Forensic marking to protect victims of domestic abuse
The use of forensic marking to deter crime and help convict perpetrators is not new to policing. When implemented correctly, we have seen that initiatives using forensic marking to target serious acquisitive crime have seen reductions in reported crime, as well as increased satisfaction and confidence in the communities protected. But what about using this approach to protect victims of domestic abuse (DA)?
The principles should be the same.
- Target-harden the victim.
- Ensure that the perpetrator is aware through warnings.
- Educate officers and staff that are working in that area of the initiative.
Using these principles, I tested whether using focused forensic marking – for example, on door handles or car doors – could help protect DA victims by deterring perpetrators. I sought advice from local authority DA leads and from a survivor of DA, then shaped the approach based on their views and experiences.
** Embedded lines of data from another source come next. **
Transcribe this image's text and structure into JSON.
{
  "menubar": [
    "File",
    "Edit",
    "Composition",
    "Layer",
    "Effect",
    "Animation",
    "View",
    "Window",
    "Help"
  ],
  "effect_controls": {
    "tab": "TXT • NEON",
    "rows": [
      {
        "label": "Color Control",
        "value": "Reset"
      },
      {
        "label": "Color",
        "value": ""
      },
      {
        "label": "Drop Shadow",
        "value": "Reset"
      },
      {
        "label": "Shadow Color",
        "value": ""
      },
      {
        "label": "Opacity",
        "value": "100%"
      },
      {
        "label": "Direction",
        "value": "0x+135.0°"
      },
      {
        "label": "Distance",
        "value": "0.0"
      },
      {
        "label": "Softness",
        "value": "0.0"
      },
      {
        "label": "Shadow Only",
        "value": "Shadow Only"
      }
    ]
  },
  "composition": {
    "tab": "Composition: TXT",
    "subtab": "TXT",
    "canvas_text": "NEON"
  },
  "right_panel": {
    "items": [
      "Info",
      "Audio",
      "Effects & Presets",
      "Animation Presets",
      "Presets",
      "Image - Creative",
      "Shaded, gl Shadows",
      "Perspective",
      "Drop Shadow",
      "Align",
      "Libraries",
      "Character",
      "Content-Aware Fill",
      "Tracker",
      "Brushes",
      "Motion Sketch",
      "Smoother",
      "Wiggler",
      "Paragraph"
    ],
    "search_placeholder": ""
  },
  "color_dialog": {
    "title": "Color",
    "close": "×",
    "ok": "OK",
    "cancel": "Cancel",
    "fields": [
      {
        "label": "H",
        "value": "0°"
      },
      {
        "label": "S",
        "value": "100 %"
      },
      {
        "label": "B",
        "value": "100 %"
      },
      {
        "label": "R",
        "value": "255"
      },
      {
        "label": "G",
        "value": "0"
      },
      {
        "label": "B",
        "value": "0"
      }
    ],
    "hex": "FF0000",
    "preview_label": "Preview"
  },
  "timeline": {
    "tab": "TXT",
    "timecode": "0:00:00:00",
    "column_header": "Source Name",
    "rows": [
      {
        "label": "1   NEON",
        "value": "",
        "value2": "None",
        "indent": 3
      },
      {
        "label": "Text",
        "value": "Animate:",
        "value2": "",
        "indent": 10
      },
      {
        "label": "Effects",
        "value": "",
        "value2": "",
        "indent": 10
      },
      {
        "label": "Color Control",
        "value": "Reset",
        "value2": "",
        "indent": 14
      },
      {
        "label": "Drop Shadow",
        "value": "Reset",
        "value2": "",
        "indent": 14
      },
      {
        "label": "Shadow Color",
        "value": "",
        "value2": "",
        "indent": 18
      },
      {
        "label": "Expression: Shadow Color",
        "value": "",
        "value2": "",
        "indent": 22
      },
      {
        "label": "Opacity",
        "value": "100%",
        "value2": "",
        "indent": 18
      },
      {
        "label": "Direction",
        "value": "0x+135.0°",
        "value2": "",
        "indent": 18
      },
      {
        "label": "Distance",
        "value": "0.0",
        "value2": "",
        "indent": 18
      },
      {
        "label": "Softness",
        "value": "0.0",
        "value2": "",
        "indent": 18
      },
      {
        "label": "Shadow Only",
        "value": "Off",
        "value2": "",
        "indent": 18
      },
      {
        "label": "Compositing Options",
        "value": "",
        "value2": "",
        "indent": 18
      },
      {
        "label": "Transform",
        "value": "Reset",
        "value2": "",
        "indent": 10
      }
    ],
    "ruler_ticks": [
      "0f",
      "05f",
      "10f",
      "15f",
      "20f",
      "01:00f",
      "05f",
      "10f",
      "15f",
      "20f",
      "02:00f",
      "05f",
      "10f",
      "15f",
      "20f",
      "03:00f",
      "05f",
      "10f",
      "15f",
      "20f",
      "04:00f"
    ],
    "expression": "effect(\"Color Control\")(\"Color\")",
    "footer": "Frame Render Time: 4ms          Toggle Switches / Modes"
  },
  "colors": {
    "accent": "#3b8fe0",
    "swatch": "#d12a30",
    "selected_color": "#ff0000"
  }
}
I created a pilot that allowed an incremental approach to protecting victims, through creating a ‘safe space’ by deterring perpetrators of DA. Although not a central element of the initiative, it can be used to reinforce bail conditions, Domestic Violence Protection Notices/Orders and other court orders. This approach also strengthens protective measures and presents opportunities for introducing evidence-led prosecutions, by linking a perpetrator to a location or person.
The level of protection offered to victims varies, based on risk and perpetrator behaviour. To ensure consistency and proportionality, a detective inspector authority is required for each level of protection. If the risk of further victimisation is assessed as ‘low’, a forensic home protection kit can be used to help reassure the victim. The kit includes stickers that are displayed in windows to clearly state that the property is protected by forensic marking. In addition to this, items are marked within the property with a unique forensic solution to help prevent theft or prove ownership at a later date.
If the risk assessment considers that there is the likelihood of revictimisation, additional protective measures include the following.
- The issuing of a handheld forensic spray. This spray can be carried by the victim around their property or while out in public. The canister sprays a directional forensic solution with a coverage of up to 10m in distance.
- Forensic greases can also be used to mark door handles or window frames. If touched by the perpetrator, they will then be forensically linked to where the grease was deployed.
- Finally, where the risk of repeat victimisation is high, and where potential harm caused is assessed as high, a domestic abuse spray system can be used. This unit is a multifunctional forensic spray unit that also activates a panic alarm to the police communications centre and sounds a loud audible alarm.
With each tactic used, the perpetrator must be warned that the victim is protected. However, the messaging must be clear enough to deter, without informing the perpetrator exactly how the victim is protected.
Initial small-scale findings in West Yorkshire with 33 victims surveyed has shown that after protection:
- 87% would recommend to others
- 81% state it has had a positive impact on them
- 67% state no further perpetrator contact
- 65% report more confidence in the police
- 64% report feeling safer
- 55% state that satisfaction in police has increased
- 50% state they trust the police more
Victim’s comments have included:
- ‘It has allowed me to go back to work.’
- ‘I would have been scared to leave the house without it.’
- ‘It’s given me peace of mind.’
South Yorkshire and Staffordshire Police have replicated similar survey results after piloting this initiative. This approach has also been reinforced with a recent conviction for a breach of a non-molestation order after a perpetrator was forensically marked by the victim.
You can watch an overview of the Domestic Violence SmartWater Initiative on the YouTube channel of South Yorkshire Police’s Violence Reduction Unit.
For more information see SmartWater: The forensic spray helping keep women safe on BBC News.
- This article was peer reviewed by Inspector Sharath Ranjan, Hampshire Constabulary.